▶ _Work task_
Would you copy out exactly the lines of the listing below, beginning with the one that contains "Parse this screenshot: output" and ending with the last?

▶ _Material to process_
● ● ●

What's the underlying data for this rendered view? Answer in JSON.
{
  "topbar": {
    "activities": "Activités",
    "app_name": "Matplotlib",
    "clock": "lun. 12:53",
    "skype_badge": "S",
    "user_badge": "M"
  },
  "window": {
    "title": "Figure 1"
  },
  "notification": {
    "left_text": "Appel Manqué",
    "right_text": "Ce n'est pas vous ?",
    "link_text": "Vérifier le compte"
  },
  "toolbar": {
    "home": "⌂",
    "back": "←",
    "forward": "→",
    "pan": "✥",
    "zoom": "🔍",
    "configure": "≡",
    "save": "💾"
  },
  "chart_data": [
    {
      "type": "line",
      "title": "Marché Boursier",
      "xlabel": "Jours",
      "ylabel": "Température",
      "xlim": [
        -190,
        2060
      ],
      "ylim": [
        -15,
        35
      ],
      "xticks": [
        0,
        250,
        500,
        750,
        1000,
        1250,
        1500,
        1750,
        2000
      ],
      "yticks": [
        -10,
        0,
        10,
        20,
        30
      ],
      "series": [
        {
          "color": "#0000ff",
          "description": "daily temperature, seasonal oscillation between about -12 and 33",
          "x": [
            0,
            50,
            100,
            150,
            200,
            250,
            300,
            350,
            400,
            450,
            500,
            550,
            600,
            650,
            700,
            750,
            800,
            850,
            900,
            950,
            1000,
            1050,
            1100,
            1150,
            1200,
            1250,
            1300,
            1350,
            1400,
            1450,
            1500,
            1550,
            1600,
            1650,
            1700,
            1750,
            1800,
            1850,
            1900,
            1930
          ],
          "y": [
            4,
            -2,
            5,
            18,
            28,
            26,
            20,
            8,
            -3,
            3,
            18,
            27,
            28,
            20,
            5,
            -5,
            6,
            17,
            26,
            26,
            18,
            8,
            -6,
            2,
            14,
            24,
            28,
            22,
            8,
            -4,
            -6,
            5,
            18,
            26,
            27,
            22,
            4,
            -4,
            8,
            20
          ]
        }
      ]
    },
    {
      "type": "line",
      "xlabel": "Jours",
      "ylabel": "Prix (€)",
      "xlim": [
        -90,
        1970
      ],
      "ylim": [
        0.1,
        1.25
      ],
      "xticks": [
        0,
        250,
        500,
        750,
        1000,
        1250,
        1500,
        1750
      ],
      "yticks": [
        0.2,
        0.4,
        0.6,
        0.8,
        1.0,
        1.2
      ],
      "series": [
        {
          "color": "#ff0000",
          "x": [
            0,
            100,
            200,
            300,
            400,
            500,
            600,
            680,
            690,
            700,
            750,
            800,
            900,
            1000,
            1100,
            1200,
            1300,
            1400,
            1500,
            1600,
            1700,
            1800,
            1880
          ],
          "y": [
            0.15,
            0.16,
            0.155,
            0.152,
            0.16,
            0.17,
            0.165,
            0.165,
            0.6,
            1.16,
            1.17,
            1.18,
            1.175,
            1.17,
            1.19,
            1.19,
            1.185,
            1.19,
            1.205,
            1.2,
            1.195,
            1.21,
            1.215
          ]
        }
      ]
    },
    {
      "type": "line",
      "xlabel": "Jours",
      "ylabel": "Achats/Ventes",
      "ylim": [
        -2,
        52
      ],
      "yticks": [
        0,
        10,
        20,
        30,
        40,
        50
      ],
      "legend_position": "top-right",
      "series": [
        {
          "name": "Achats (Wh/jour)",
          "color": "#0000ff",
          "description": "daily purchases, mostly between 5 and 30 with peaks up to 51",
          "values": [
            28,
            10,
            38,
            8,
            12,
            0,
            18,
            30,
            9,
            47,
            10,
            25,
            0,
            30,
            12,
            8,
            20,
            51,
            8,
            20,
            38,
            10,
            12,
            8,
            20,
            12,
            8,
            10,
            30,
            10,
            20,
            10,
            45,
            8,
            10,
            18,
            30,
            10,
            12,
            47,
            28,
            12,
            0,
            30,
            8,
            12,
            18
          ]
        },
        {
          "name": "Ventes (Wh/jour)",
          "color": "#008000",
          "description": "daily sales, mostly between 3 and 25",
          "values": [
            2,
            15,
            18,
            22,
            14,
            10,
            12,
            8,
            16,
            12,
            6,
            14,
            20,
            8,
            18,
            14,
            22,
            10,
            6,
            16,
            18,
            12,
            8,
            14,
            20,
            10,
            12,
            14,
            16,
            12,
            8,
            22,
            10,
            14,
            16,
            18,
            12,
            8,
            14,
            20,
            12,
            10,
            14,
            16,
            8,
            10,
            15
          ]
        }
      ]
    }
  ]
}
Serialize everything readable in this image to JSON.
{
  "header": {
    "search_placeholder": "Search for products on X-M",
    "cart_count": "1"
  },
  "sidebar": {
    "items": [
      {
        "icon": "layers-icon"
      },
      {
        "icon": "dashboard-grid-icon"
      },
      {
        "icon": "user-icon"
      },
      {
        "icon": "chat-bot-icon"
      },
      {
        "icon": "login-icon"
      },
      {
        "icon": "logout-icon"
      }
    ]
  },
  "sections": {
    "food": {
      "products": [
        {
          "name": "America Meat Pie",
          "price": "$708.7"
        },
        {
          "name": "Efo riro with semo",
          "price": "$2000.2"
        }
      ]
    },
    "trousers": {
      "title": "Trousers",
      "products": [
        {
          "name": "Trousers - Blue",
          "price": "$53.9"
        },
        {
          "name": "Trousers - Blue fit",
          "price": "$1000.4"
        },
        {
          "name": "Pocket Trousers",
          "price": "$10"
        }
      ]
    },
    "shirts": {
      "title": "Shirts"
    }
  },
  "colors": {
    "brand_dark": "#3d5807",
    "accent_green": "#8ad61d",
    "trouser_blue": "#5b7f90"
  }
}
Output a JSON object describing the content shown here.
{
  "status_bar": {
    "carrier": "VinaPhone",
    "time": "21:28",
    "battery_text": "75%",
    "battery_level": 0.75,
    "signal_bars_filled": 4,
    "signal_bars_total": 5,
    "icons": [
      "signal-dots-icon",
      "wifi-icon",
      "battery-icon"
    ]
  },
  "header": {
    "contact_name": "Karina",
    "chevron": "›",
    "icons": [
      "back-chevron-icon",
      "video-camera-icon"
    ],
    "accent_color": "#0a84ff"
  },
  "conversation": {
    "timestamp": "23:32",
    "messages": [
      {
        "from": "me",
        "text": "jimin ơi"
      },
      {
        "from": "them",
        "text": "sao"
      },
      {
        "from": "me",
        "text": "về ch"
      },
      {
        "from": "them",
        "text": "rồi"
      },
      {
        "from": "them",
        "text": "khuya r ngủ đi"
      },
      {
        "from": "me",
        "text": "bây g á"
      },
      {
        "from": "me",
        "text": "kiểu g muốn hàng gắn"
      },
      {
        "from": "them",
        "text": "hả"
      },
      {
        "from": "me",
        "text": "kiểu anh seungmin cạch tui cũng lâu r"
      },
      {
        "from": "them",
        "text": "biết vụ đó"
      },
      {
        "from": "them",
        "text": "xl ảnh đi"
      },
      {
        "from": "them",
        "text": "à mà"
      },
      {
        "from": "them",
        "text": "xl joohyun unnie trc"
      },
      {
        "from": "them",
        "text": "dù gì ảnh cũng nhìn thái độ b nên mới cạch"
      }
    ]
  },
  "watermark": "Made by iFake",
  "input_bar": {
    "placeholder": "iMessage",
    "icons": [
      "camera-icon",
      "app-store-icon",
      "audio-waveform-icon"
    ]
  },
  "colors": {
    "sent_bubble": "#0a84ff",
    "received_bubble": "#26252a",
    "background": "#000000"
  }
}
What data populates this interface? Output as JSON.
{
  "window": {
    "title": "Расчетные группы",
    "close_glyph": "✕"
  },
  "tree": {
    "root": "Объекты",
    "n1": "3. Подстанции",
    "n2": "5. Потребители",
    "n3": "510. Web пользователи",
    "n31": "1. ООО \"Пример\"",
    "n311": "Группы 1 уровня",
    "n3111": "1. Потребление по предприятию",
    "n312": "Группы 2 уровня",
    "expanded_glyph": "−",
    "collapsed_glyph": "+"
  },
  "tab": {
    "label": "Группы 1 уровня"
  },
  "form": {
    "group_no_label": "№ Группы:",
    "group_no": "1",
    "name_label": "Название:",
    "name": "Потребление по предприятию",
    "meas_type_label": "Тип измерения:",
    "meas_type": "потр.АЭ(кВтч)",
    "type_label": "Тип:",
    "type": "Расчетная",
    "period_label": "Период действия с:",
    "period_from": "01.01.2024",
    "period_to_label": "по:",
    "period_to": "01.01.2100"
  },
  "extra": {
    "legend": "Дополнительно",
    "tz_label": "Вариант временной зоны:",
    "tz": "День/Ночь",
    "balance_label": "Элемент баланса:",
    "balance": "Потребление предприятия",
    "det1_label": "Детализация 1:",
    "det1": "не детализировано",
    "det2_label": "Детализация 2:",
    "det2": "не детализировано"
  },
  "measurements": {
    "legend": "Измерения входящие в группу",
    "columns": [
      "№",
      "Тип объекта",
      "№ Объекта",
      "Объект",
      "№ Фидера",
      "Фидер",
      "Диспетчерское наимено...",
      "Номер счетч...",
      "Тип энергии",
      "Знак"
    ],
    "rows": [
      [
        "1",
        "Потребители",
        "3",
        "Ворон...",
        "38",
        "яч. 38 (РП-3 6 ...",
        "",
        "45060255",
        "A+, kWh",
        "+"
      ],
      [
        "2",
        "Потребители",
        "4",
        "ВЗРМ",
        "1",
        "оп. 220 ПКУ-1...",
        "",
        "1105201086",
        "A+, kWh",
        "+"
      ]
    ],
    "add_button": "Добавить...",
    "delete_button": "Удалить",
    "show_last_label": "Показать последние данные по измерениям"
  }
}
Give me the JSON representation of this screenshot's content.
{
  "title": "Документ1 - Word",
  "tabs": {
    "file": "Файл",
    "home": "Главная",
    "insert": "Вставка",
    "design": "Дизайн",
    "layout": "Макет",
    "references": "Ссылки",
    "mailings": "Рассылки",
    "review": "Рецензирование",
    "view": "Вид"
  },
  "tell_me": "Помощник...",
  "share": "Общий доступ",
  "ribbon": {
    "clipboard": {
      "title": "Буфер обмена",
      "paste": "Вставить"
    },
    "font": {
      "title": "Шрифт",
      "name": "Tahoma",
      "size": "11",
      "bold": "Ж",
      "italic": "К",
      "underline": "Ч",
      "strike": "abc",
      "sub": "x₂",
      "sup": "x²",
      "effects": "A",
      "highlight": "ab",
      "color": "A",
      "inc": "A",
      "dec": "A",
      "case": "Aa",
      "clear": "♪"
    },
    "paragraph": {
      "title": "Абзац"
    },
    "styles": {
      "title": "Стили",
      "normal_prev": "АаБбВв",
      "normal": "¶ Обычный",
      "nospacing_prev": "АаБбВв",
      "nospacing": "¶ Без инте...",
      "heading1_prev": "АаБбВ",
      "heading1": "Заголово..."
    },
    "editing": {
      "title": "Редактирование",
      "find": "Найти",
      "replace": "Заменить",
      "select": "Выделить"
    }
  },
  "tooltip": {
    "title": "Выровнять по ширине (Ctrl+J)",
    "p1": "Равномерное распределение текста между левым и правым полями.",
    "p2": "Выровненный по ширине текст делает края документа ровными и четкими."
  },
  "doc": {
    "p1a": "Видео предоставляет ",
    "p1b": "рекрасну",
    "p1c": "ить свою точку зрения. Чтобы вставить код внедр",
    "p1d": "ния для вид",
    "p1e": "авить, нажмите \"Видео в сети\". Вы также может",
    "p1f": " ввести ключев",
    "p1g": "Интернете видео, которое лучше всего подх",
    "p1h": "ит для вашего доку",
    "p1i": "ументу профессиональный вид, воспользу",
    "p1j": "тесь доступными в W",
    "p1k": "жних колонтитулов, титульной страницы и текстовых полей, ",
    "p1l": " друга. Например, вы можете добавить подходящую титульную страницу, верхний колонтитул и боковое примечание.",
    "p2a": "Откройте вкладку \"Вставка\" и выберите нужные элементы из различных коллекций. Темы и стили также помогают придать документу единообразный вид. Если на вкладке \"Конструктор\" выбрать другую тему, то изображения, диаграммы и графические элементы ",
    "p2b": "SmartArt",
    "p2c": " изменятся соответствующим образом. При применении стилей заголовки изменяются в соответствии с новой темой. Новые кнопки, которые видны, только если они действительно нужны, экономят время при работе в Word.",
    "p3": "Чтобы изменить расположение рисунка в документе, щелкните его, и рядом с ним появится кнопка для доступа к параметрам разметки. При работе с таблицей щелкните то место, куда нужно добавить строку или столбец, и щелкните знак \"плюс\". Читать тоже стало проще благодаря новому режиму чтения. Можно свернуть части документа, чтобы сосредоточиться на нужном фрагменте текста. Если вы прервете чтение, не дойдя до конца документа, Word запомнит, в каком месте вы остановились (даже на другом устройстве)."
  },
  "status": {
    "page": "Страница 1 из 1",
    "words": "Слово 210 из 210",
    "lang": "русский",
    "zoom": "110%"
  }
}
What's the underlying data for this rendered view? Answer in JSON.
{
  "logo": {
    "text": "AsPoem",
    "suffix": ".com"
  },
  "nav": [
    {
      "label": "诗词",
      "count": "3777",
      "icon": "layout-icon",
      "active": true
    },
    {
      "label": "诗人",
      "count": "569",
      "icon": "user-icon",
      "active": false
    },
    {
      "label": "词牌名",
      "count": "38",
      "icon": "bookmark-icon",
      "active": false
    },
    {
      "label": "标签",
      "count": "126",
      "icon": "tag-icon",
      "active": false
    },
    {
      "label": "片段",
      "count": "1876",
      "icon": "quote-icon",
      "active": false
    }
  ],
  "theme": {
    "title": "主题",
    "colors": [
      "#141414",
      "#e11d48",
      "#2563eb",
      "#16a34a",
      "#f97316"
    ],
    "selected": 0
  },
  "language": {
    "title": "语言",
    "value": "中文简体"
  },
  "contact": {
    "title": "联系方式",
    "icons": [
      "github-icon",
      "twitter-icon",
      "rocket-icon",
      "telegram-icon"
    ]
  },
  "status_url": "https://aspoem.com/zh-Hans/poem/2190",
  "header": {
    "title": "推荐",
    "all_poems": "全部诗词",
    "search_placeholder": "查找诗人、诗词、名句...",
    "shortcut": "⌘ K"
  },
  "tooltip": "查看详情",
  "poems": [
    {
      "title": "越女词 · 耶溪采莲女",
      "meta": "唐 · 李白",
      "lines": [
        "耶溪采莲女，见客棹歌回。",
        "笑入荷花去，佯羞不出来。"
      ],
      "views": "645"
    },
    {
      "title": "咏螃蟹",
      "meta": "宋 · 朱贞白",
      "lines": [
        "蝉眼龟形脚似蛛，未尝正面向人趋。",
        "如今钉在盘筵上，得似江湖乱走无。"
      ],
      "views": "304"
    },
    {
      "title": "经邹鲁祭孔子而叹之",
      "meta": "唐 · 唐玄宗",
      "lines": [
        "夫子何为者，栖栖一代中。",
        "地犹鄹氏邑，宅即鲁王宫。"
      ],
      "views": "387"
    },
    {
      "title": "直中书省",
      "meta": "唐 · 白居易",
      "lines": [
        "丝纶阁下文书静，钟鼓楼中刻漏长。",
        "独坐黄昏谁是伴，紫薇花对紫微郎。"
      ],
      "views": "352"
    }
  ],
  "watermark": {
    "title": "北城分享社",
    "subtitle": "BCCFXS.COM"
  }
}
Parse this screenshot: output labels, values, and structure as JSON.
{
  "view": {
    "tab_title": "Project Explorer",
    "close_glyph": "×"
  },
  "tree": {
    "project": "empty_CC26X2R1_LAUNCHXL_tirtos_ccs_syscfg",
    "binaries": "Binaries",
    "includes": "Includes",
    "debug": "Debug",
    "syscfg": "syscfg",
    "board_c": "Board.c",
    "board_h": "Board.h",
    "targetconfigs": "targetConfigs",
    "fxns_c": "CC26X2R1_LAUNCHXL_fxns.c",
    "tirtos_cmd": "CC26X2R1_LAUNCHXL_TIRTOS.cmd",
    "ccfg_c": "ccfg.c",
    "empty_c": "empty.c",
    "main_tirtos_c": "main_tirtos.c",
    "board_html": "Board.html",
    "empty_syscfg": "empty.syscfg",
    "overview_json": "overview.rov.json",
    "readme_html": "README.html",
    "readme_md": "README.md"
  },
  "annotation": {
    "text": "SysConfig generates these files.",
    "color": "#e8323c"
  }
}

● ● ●

▶ _Response below_
Parse this screenshot: output labels, values, and structure as JSON.
{
  "view": {
    "tab_title": "Project Explorer",
    "close_glyph": "×"
  },
  "tree": {
    "project": "empty_CC26X2R1_LAUNCHXL_tirtos_ccs_syscfg",
    "binaries": "Binaries",
    "includes": "Includes",
    "debug": "Debug",
    "syscfg": "syscfg",
    "board_c": "Board.c",
    "board_h": "Board.h",
    "targetconfigs": "targetConfigs",
    "fxns_c": "CC26X2R1_LAUNCHXL_fxns.c",
    "tirtos_cmd": "CC26X2R1_LAUNCHXL_TIRTOS.cmd",
    "ccfg_c": "ccfg.c",
    "empty_c": "empty.c",
    "main_tirtos_c": "main_tirtos.c",
    "board_html": "Board.html",
    "empty_syscfg": "empty.syscfg",
    "overview_json": "overview.rov.json",
    "readme_html": "README.html",
    "readme_md": "README.md"
  },
  "annotation": {
    "text": "SysConfig generates these files.",
    "color": "#e8323c"
  }
}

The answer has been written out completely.